__YOUR ASSIGNMENT__. How many lines in the records below contain the word "уменьшение"? Give only the number.

ENTRIES PROVIDED START

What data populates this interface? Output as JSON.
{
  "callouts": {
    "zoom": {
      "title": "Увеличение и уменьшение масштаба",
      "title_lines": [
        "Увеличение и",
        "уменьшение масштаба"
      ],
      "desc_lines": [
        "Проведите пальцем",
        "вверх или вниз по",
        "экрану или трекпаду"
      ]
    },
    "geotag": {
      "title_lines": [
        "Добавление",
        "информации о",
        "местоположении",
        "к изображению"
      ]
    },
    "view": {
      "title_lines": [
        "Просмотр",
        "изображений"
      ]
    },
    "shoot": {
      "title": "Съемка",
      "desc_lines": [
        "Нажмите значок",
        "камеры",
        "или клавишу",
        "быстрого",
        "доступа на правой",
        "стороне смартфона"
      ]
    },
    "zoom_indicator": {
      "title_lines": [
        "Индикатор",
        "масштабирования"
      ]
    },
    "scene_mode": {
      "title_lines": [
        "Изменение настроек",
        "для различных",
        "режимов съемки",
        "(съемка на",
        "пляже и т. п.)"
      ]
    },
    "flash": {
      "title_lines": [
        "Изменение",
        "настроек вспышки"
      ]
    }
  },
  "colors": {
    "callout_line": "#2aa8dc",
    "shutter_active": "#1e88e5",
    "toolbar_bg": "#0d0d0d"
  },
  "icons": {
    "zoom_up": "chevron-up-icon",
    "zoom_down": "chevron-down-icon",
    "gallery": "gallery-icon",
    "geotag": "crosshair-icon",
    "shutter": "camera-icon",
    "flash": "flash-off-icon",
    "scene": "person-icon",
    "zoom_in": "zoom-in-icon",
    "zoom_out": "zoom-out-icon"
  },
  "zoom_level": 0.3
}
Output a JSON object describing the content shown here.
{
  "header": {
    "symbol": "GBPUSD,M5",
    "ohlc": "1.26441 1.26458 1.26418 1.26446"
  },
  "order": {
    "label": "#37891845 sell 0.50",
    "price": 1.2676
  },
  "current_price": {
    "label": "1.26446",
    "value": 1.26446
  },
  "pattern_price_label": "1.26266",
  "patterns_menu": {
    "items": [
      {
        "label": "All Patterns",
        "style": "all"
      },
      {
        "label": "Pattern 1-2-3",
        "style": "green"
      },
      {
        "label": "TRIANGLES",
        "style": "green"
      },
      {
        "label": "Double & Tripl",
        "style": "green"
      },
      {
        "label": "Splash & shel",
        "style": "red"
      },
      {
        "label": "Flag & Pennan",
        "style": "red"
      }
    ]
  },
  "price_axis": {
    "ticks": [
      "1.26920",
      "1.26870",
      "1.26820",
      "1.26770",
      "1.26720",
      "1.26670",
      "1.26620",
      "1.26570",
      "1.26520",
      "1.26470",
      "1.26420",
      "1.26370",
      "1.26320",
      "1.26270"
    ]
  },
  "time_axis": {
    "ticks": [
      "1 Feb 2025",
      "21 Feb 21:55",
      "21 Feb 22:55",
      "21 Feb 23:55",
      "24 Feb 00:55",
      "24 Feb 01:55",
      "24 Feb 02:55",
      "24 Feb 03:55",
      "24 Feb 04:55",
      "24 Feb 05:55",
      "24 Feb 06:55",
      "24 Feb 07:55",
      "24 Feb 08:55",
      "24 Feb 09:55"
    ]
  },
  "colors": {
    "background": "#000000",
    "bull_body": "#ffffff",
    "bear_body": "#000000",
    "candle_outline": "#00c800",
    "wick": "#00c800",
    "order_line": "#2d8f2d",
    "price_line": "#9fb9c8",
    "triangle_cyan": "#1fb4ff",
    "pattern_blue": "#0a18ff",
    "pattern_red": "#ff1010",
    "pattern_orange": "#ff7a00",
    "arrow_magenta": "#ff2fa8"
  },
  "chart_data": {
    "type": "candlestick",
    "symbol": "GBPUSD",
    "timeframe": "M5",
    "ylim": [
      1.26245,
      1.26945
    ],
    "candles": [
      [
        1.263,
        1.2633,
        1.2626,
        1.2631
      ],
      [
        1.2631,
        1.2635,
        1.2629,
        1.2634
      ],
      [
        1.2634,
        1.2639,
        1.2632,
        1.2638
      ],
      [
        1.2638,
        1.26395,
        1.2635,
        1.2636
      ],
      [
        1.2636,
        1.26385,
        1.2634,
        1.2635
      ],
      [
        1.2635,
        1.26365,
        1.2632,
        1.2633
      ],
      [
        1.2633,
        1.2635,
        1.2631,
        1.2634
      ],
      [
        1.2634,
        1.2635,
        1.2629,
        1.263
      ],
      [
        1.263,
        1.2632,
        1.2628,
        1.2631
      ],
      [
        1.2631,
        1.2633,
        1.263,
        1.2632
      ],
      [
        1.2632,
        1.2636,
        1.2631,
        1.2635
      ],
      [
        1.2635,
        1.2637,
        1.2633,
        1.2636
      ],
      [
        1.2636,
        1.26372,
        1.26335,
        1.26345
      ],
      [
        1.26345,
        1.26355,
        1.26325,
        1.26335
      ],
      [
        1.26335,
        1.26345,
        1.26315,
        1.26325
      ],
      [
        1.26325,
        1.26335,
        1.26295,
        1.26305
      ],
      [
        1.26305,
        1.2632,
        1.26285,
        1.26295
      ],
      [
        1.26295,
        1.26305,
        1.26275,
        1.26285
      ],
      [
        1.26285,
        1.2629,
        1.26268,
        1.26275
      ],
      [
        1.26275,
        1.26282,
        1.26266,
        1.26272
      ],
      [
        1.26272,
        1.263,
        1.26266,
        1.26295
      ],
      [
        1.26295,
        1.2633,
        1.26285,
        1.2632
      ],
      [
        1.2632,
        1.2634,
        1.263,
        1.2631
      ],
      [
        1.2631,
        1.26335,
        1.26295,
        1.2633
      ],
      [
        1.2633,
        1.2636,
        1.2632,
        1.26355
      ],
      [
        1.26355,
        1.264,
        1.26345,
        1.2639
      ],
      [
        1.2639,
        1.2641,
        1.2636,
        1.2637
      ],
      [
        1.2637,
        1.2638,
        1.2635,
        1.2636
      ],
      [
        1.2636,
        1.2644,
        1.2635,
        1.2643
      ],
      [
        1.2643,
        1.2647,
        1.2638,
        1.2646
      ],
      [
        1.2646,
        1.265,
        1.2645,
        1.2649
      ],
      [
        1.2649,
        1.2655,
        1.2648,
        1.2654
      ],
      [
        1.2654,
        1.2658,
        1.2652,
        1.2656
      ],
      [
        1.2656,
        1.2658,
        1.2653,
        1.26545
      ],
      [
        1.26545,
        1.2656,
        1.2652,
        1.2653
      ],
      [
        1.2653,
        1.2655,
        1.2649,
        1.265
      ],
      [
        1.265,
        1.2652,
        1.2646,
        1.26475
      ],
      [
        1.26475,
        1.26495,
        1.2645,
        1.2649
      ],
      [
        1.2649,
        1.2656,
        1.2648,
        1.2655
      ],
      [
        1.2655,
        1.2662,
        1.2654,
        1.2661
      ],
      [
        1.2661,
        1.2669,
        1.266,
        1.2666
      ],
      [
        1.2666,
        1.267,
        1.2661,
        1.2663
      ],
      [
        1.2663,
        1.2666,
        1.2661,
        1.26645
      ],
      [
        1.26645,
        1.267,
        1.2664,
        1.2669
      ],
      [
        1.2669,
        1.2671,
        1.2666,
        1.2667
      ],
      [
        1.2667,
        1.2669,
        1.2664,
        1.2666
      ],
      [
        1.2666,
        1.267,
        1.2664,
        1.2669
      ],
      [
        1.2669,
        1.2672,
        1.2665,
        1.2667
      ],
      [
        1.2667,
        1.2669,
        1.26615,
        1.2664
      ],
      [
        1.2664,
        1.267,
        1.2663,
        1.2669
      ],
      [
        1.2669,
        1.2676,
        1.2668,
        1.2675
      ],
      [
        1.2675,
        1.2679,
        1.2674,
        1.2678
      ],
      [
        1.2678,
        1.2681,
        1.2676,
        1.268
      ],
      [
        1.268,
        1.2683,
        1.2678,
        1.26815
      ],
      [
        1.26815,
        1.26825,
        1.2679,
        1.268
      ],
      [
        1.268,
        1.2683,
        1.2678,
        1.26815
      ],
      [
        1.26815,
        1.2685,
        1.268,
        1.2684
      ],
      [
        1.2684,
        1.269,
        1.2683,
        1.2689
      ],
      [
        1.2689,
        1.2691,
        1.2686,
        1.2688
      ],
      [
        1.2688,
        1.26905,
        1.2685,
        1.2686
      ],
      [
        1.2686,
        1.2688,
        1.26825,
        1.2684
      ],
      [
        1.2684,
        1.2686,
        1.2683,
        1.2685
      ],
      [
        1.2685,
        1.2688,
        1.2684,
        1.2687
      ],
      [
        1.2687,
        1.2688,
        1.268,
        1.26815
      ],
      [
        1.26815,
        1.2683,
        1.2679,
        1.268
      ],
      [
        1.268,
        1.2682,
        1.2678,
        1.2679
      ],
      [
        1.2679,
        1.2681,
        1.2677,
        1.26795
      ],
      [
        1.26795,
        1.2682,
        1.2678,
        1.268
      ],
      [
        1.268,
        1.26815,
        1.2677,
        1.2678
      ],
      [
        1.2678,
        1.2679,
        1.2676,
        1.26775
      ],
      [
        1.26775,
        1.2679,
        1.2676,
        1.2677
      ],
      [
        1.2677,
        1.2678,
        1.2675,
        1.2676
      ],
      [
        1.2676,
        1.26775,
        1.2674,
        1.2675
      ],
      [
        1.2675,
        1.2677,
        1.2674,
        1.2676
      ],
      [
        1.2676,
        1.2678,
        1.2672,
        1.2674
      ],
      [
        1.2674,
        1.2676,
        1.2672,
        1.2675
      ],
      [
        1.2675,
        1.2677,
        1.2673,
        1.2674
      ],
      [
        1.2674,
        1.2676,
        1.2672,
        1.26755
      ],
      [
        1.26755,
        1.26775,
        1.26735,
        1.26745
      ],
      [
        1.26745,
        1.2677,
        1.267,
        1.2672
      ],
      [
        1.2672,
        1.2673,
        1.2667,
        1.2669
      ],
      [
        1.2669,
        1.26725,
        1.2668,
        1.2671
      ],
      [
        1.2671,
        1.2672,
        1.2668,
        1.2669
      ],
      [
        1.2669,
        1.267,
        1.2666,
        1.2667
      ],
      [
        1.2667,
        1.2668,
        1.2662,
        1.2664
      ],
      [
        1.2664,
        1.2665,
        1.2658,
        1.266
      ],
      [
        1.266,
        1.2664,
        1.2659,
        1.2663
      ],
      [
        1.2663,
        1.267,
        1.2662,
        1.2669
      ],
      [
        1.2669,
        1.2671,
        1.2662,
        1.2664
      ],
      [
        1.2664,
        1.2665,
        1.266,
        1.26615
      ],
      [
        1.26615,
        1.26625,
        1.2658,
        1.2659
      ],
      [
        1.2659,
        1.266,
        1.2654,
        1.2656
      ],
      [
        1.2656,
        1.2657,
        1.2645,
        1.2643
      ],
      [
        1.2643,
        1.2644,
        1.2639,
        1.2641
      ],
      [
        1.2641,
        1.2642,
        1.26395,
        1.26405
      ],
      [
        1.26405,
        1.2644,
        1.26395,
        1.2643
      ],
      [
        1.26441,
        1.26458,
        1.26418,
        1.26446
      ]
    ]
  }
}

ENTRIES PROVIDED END

__YOUR SOLUTION__. 2